## What is required
Gather up every line from the entries below that uses the word "type".

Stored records
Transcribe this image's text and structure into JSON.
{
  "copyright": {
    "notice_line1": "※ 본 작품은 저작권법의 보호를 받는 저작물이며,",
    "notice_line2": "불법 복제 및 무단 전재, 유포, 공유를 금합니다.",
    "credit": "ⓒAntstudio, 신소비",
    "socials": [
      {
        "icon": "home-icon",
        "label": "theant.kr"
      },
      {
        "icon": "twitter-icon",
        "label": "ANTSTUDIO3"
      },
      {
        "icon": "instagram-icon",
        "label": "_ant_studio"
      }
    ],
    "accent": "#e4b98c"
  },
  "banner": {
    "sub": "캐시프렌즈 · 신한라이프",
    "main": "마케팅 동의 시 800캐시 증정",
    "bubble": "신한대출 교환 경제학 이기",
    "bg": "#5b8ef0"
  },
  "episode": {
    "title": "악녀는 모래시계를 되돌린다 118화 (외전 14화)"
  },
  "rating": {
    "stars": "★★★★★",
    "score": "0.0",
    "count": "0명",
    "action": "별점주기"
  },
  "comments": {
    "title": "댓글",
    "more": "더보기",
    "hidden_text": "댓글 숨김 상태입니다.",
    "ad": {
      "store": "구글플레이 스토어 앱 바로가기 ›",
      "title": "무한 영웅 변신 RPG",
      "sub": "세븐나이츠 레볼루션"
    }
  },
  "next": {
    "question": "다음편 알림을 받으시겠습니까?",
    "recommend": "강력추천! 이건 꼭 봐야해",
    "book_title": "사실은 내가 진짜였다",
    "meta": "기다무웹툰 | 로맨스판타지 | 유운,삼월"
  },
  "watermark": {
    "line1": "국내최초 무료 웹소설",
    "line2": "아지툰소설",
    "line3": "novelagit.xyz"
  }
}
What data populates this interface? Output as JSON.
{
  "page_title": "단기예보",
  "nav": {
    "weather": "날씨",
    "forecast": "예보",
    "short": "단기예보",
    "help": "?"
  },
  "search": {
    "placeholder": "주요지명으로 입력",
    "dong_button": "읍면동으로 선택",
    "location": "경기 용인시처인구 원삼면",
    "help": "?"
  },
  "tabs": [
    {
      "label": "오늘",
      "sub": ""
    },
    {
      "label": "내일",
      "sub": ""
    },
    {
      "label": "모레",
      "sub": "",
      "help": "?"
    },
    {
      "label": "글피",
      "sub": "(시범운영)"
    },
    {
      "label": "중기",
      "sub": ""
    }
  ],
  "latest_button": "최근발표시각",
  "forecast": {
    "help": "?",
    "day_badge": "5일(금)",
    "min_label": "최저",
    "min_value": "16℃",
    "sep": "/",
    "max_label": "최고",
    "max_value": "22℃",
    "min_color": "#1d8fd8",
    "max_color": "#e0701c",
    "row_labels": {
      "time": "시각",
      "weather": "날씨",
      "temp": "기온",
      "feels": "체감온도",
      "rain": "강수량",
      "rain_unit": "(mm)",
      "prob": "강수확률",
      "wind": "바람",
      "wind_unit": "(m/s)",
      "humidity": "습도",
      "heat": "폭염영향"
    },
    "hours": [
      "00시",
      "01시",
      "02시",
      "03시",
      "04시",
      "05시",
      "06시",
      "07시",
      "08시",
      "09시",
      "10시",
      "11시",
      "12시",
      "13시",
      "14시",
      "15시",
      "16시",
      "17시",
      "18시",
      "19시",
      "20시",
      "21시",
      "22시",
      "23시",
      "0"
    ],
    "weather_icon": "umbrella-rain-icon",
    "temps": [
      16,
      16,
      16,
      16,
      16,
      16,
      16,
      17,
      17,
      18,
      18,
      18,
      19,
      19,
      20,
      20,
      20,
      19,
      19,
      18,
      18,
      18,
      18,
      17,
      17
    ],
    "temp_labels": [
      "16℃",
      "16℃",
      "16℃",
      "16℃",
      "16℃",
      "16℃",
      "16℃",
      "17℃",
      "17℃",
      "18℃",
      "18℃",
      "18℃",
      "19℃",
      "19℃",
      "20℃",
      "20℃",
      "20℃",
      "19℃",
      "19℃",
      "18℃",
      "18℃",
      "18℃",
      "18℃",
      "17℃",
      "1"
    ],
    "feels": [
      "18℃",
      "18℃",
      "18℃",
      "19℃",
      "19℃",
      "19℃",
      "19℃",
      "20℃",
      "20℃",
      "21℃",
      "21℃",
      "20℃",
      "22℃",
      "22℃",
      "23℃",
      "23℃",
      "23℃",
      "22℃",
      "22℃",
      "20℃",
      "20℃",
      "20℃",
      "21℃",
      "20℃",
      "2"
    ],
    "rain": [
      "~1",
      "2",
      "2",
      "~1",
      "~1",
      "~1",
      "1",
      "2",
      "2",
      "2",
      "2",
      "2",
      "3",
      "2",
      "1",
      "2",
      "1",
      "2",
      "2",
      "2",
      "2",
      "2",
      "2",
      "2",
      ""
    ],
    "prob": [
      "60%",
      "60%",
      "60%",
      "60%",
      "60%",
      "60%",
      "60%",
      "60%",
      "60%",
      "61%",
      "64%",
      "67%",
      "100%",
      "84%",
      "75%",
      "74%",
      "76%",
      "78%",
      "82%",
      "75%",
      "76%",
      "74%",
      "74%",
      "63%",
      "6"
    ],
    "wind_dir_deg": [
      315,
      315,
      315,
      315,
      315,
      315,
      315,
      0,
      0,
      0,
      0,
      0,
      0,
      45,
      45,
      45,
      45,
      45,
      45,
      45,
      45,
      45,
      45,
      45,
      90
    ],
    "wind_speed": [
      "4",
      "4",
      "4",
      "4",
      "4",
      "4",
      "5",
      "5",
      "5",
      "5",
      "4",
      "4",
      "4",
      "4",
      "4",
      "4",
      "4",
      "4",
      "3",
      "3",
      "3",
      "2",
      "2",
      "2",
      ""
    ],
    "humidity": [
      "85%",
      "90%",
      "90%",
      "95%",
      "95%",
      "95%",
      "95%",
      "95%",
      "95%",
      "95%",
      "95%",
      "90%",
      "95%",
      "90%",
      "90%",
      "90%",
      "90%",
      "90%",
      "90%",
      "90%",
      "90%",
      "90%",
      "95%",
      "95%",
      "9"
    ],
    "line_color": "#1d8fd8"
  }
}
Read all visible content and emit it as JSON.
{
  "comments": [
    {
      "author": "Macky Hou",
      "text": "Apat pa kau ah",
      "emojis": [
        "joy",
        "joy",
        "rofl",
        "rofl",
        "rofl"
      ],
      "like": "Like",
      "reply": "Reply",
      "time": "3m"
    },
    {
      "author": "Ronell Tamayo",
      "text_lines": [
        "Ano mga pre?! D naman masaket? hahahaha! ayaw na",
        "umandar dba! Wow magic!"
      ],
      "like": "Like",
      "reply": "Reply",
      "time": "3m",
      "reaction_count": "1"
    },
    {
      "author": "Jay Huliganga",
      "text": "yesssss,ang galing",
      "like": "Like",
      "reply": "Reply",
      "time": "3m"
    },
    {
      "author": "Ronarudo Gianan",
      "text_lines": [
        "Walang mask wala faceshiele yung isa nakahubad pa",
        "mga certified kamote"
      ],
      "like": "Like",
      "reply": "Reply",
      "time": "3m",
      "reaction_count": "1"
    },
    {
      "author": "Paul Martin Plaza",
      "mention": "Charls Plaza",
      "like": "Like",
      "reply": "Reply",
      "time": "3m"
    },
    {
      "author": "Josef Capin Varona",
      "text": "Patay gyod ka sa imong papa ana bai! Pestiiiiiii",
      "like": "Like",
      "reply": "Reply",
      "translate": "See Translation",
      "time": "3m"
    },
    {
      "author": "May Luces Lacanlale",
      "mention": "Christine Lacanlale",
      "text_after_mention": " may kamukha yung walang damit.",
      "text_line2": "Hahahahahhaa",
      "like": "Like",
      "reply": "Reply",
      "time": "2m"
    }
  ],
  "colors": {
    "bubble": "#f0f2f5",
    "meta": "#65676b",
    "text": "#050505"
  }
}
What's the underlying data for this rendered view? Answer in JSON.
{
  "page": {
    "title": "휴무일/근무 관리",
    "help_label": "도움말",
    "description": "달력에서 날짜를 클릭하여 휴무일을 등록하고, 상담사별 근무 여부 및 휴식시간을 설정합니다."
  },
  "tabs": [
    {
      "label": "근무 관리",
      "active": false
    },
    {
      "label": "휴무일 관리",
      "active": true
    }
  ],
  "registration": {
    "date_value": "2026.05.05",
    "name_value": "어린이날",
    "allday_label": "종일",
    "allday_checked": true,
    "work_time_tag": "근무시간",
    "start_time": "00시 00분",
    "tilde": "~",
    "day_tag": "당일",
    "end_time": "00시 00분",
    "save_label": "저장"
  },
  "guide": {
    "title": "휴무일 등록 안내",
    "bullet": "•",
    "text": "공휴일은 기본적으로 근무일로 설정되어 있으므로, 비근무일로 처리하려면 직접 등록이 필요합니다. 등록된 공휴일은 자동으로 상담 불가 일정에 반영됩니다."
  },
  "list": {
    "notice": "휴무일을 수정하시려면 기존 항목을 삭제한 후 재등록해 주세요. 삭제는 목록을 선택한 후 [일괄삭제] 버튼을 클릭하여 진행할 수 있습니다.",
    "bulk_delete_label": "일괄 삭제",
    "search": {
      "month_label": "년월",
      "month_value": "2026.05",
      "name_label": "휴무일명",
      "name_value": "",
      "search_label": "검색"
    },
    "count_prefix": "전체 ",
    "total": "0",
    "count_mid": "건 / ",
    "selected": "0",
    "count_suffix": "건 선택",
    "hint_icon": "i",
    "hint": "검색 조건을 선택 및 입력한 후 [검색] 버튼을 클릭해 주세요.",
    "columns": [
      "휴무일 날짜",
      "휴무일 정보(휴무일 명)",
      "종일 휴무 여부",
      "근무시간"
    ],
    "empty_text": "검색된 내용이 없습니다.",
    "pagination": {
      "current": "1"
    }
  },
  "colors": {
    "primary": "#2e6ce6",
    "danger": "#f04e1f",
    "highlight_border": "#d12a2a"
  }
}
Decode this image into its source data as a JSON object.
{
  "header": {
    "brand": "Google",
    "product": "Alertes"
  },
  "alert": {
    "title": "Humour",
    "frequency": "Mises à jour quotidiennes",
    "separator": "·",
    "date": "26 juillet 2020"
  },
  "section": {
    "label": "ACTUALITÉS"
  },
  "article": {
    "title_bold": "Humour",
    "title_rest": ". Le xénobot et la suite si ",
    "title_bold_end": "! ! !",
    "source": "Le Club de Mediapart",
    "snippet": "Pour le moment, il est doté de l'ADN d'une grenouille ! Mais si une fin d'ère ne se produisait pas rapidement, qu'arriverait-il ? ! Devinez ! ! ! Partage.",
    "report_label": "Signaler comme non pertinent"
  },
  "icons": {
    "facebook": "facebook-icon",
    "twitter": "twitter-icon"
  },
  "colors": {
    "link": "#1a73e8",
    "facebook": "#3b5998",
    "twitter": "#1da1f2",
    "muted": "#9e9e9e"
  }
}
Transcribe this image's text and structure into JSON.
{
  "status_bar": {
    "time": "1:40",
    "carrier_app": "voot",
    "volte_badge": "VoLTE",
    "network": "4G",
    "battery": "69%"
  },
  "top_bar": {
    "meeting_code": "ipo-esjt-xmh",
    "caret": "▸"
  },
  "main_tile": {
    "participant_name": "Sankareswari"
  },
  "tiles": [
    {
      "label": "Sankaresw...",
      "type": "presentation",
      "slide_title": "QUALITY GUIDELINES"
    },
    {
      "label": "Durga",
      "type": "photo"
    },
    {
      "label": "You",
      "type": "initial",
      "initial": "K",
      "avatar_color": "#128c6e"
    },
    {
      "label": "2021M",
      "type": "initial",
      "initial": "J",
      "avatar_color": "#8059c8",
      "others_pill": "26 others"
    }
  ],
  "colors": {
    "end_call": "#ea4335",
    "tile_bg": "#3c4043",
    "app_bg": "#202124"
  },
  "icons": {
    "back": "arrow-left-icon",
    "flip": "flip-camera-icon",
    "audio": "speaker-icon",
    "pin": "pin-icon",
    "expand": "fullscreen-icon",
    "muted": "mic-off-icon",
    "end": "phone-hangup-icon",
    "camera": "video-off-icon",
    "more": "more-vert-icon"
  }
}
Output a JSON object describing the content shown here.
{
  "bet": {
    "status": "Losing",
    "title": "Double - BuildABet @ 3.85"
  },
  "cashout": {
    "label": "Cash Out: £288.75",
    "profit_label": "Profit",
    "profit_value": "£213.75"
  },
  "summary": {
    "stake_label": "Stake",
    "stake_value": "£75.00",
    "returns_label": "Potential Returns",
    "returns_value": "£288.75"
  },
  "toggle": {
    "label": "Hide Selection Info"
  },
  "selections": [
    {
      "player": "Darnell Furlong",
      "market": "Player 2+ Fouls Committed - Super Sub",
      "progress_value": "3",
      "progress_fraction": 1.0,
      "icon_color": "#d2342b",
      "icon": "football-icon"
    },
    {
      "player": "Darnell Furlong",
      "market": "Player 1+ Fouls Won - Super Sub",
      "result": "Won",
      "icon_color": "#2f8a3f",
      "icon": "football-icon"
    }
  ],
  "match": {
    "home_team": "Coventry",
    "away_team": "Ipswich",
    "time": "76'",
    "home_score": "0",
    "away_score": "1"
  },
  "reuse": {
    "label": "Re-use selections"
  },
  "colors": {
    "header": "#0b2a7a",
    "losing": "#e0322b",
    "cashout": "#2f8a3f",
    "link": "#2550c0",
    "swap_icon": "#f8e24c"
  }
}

## Final answer
      "type": "presentation",
      "type": "photo"
      "type": "initial",
      "type": "initial",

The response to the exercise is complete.